Meeting the legal needs of today's healthcare providers involves a collaborative approach to facilitate the many aspects of healthcare organizations — building, running, buying, selling, taking apart and rebuilding.
At the office of Copeland, Cook, Taylor & Bush, PA, in Ridgeland, that often means reaching into several different legal teams within the firm of more than 60 attorneys, said Thomas L. Kirkland Jr., who chairs the firm's healthcare group.
"A couple of years ago, we were involved in a hospital sale in Meridian, where we had to bring in real estate lawyers," he said. "Then some of the parties involved were making money, so we had to bring in tax lawyers. We had to bring in labor lawyers for issues in transferring employees over. In a transaction, we might also bring in someone who does securities work to help with the documentation."
A large part of the healthcare law practice of Kirkland and his team has been supporting their clients' petitions and appeals to obtain certificates of need (CON) for new facilities and equipment.
In regard to the CON process, Kirkland and others are watching to see how the 2007 Mississippi Legislature chooses to implement the recommendations it solicited in a new study by the American Health Planning Association. Released in October, the report affirms that there is "no compelling evidence that the program is 'broken' or needs to be 'fixed,'" but also that there are also many opportunities for improvement that would help "maintain confidence in the program."
Among the recommendations that would affect the handling of CONs in Mississippi is a proposal to switch from a quarterly to an annual or semiannual cycle for batch processing of CON applications. The report also recommends expediting proposals for nonclinical items such as parking structures, administrative space and data-system upgrades.
Projects that may soon require CONs if the Legislature follows the report's recommendations include single-specialty surgery centers, mobile services making the transition to fixed services, and hospital beds and healthcare facilities that haven't been needed for a year or more.
The report also shows that the number of CON applications reviewed each year has dropped by more than half during the last two decades, due to "legislative changes, legal rulings and evolving practices." Much more common now than actual CON decisions are declaratory rulings, usually certifying that CON review is not required for a planned project. Looking forward, the number of CON applications is likely to average about 50 per year, according to the report.
As the process is refined, Mississippi may also see a drop in the number of CON applications appealed in court.

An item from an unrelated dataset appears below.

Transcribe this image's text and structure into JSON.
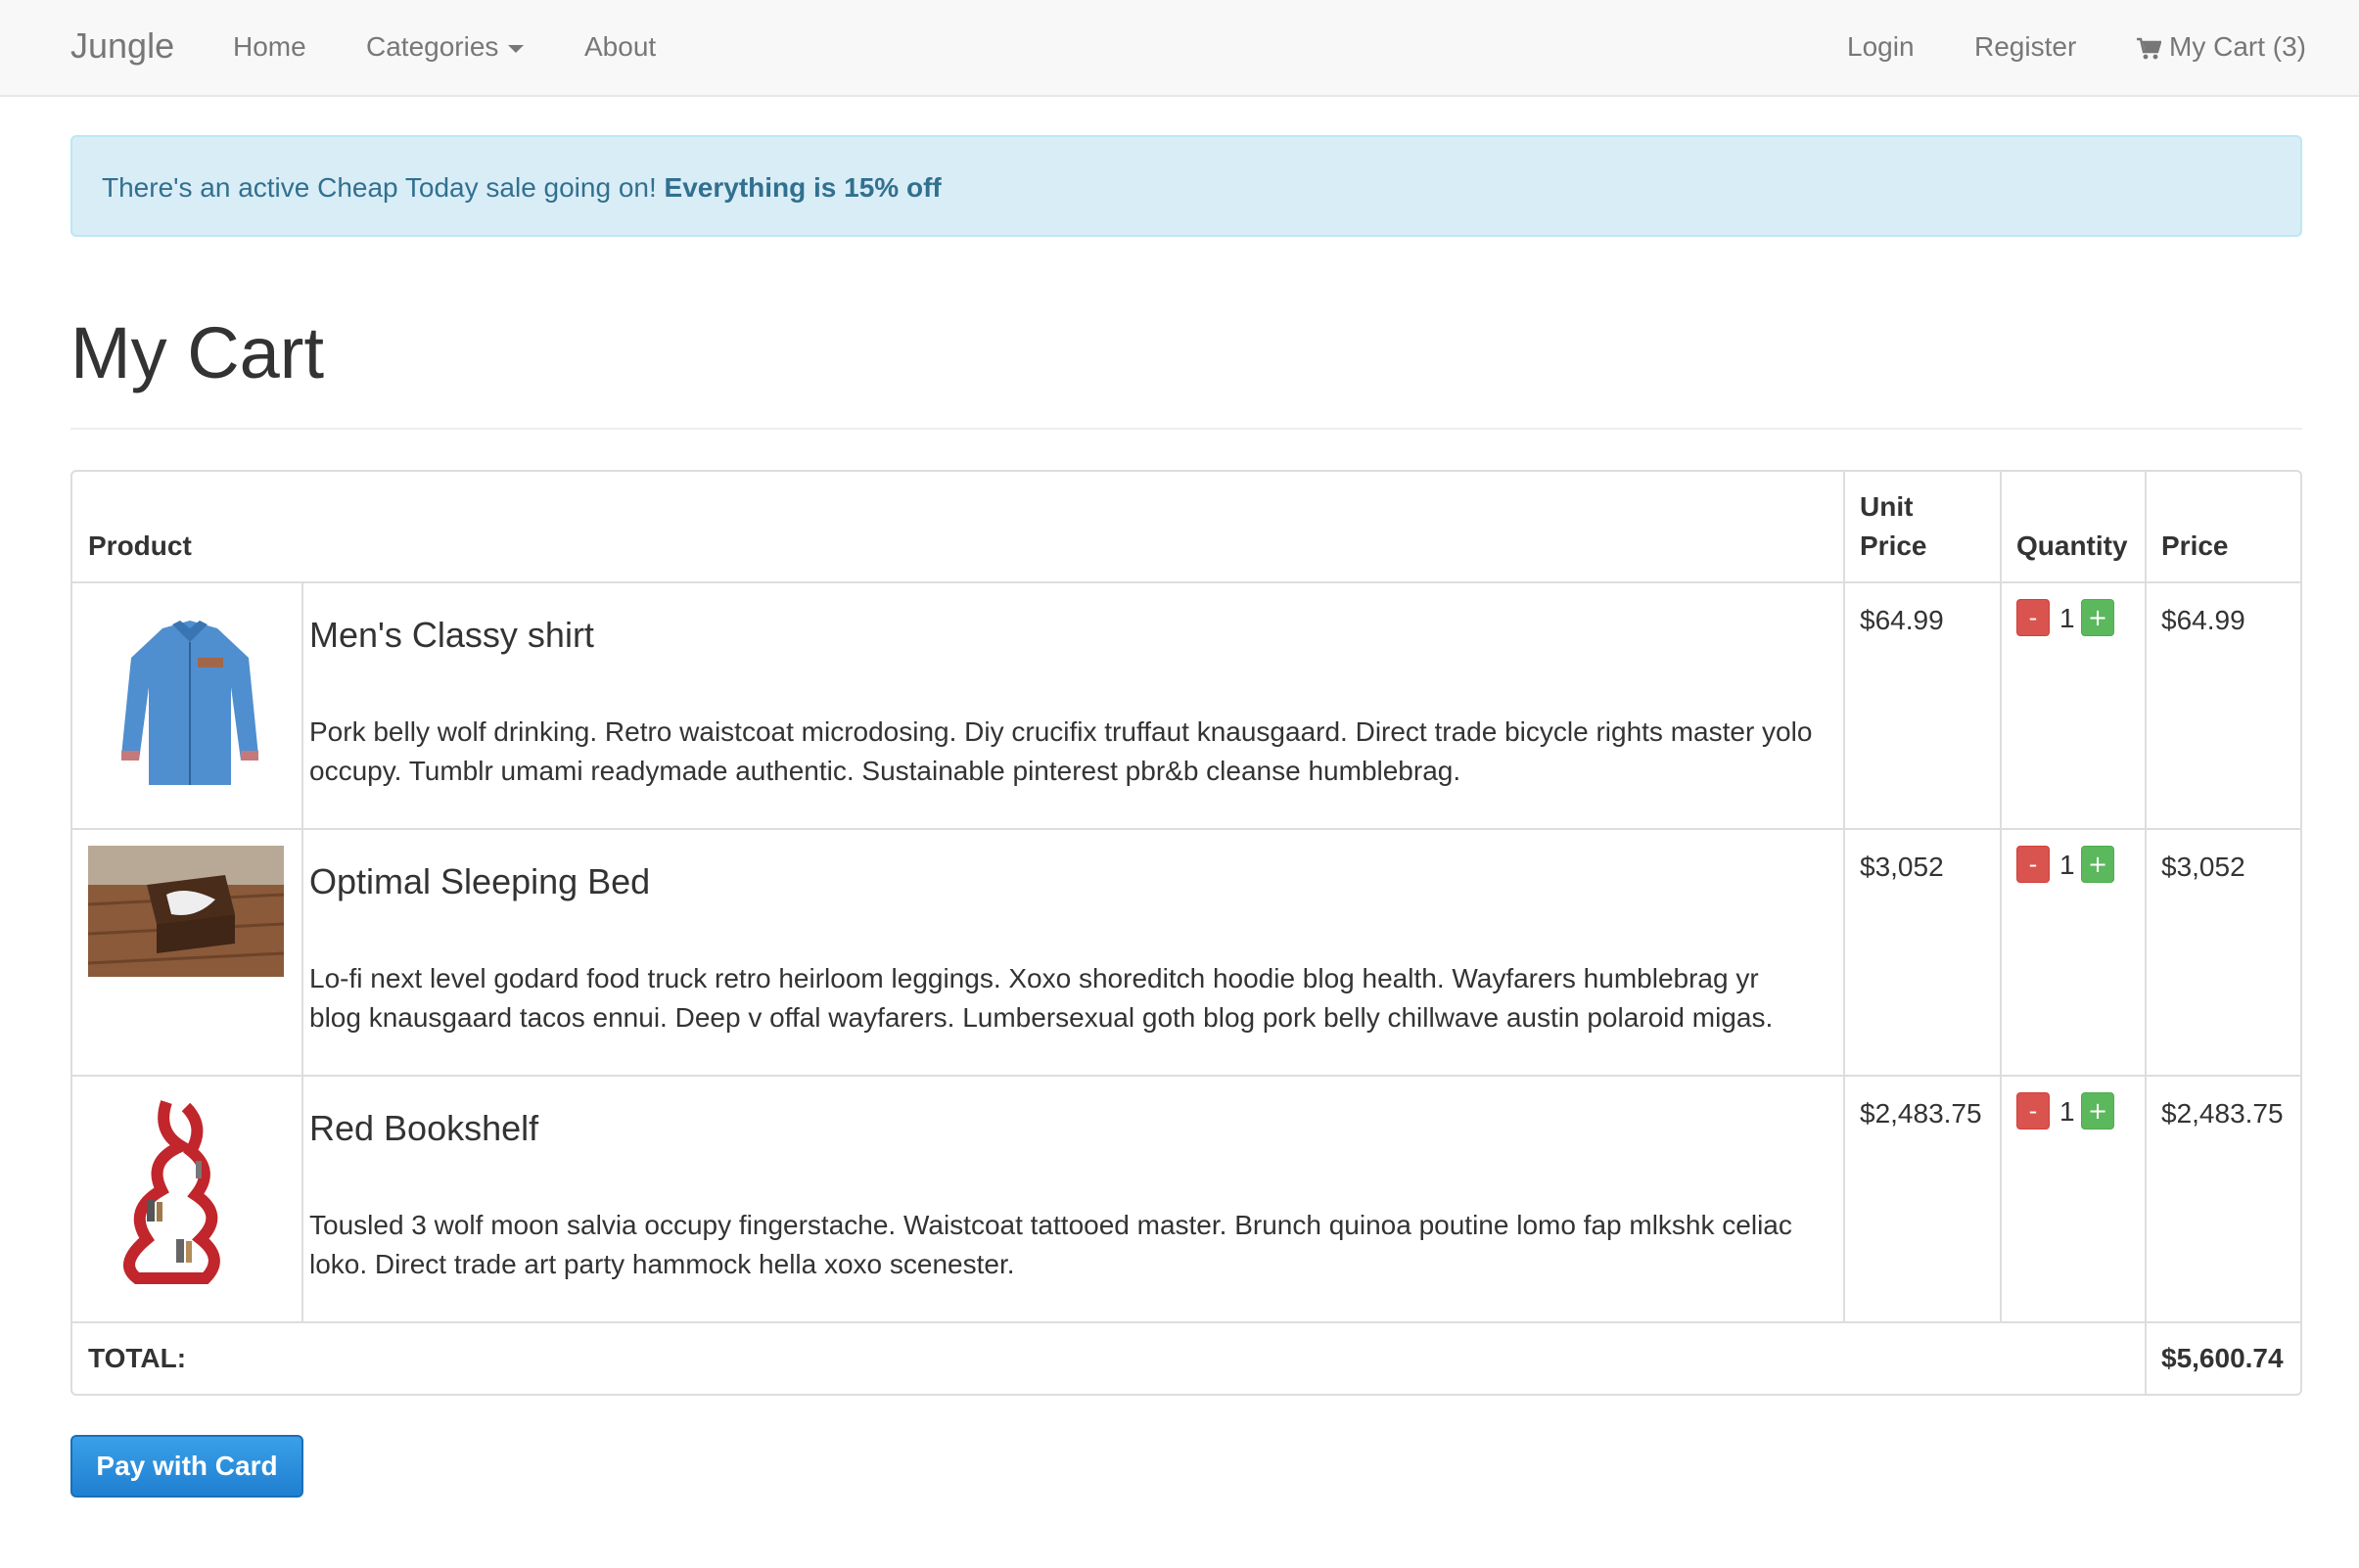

"There seems to be more litigation in recent years concerning certificates of need matters," Kirkland said.
"I think the Department of Health is probably getting better at analyzing the applications. Meanwhile, the courts are understanding more about the importance of the CON program and we're getting some well-reasoned, consistent decisions. If we get enough, it should decrease the amount of litigation."
In addition to their involvement in the process of helping healthcare providers argue their cases for new services and facilities, healthcare attorneys also spend a great deal of time working with their clients to structure the best and most efficient models of care delivery.
That process has been a "cyclical" one for Gregory D. Frost, a partner with the 300-attorney firm Adams and Reese LLP in its Baton Rouge, La., office. A part of the cycle, he said, has been helping hospitals build integrated delivery systems — only to help take them apart later.
"A lot of hospitals owned nursing homes at one point," he said. "They have a very symbiotic relationship, but they are dramatically different to manage. There is a certain amount of chauvinism among hospital administrators who think if you run a hospital, you can run anything, and that just isn't so. It's a different art entirely."
Frost also points to the experience of FiCor in the early 1990s as proving that the concept of hospitals owning physician practice groups isn't a good idea.
"That was something that on the surface made a lot of sense, but in reality was a disaster," he said.
"It was doing really well until they realized that employed physicians don't work as hard as self-employed physicians. Pretty soon, most of the hospitals decided they wanted to get out of the business of employing specialists."
In his business law practice, Frost has seen some combinations prove to be successful, including the pairing of long-term acute care (LTAC) hospitals with temporary rehabilitation units and skilled nursing facilities.
"You do central intake and you end up with patients getting the most ideal care," he said. "And for each of the facilities, because they're not taking patients they really shouldn't, it's a more efficient model as well."
Home health services could also be added to such a mix, he said.